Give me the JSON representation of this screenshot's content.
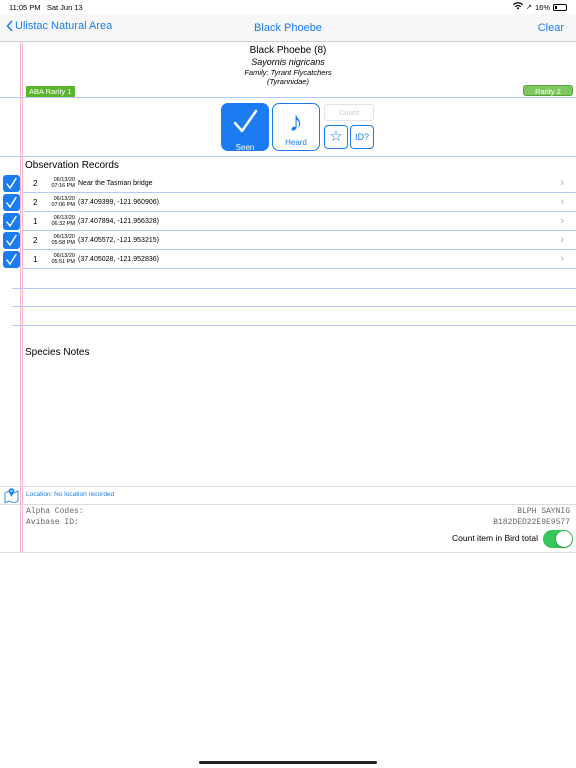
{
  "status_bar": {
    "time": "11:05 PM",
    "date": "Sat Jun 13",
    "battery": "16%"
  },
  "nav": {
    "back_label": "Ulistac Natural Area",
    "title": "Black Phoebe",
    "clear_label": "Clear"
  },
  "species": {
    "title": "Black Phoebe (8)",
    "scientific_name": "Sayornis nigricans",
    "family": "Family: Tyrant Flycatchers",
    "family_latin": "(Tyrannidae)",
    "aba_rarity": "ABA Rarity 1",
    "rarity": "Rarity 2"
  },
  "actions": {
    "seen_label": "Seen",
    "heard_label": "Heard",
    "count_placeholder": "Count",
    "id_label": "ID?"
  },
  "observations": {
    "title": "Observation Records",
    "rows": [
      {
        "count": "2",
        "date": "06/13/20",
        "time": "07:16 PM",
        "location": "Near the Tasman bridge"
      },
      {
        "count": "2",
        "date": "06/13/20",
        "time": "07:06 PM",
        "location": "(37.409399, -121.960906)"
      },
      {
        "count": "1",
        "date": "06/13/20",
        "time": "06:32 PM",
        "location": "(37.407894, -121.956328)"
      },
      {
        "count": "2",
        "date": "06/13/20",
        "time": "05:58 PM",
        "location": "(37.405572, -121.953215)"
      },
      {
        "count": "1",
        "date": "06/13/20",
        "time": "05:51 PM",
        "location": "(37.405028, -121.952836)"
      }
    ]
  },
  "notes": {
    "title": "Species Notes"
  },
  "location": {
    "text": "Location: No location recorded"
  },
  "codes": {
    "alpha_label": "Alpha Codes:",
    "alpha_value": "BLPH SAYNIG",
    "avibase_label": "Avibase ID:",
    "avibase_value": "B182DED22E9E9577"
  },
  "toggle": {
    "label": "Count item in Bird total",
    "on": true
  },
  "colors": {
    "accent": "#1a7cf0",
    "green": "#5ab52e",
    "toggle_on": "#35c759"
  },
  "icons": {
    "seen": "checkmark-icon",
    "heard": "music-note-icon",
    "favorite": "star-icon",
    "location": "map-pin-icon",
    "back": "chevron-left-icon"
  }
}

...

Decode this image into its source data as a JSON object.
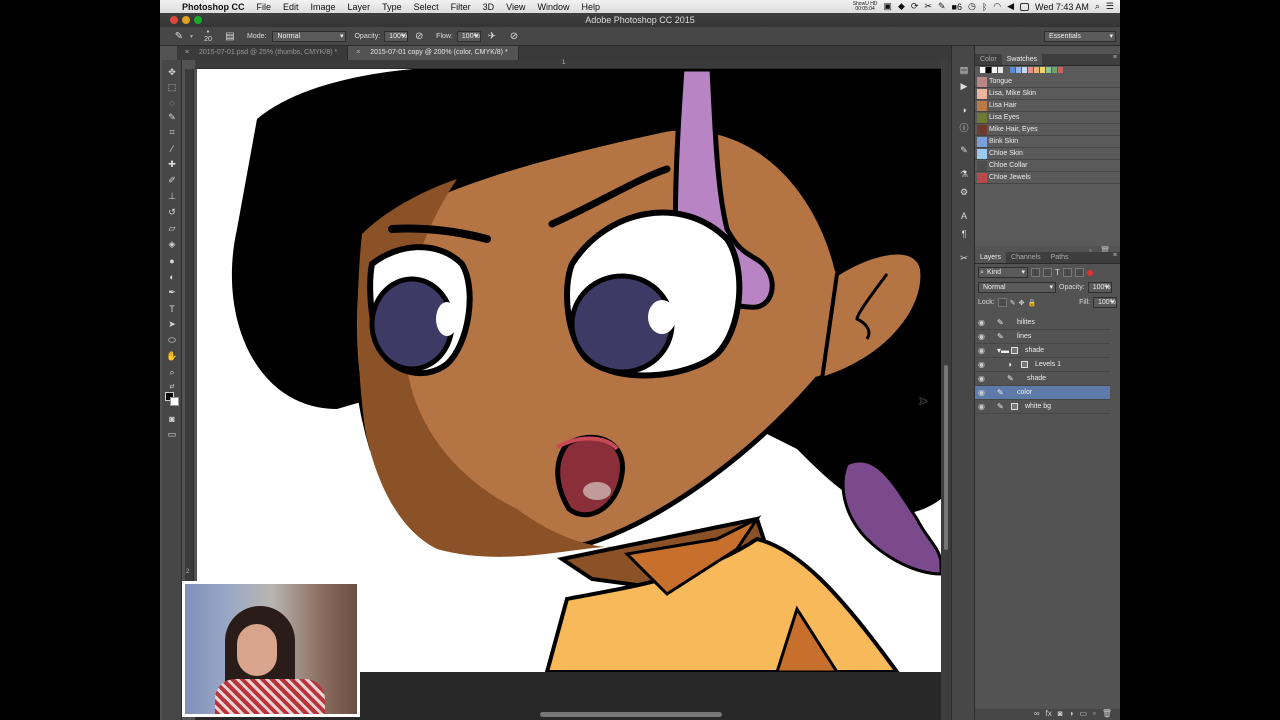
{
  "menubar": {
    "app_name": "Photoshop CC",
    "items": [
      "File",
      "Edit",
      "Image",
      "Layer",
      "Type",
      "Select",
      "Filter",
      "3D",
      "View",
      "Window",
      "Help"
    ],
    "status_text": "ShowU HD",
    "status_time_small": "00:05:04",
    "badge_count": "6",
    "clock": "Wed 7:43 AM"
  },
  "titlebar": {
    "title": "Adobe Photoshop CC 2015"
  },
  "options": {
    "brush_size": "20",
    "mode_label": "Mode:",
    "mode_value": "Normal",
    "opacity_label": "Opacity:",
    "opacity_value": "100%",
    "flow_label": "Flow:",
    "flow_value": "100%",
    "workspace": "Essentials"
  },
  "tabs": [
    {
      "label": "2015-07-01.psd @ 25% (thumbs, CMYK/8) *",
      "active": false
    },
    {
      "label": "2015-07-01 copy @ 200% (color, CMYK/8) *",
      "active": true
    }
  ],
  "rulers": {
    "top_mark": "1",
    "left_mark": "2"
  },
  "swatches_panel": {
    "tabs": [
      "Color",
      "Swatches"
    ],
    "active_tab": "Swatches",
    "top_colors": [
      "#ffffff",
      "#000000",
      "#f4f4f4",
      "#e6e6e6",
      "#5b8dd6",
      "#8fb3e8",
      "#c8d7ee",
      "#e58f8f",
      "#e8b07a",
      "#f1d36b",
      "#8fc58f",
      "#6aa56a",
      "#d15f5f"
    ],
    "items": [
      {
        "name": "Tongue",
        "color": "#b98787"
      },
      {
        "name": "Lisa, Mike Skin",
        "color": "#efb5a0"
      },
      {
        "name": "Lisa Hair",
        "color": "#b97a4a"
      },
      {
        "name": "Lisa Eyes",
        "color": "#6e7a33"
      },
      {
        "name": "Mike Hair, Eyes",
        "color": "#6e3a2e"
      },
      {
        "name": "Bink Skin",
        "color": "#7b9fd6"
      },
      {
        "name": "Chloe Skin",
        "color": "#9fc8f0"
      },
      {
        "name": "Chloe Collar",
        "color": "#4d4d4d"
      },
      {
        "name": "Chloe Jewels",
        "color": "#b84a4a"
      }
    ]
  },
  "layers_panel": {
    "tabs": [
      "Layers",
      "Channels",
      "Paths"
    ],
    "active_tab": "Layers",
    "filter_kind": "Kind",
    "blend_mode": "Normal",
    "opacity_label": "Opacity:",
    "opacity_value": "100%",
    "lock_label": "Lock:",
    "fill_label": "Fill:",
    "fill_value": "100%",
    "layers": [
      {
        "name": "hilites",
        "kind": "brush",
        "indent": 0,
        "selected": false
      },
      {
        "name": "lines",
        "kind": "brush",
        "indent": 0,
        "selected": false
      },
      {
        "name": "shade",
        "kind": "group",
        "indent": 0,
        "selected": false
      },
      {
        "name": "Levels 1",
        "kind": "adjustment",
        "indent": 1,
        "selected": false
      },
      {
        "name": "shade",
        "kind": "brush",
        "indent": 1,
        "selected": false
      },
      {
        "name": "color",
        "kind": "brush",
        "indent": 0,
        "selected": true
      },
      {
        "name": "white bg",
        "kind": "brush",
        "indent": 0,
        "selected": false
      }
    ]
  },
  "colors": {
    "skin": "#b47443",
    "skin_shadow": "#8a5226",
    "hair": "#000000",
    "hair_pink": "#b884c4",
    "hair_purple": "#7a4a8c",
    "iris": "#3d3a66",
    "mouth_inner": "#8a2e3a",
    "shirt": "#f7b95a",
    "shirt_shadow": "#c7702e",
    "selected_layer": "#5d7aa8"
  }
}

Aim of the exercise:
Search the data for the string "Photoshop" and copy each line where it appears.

Exercise output:
    "app_name": "Photoshop CC",
    "title": "Adobe Photoshop CC 2015"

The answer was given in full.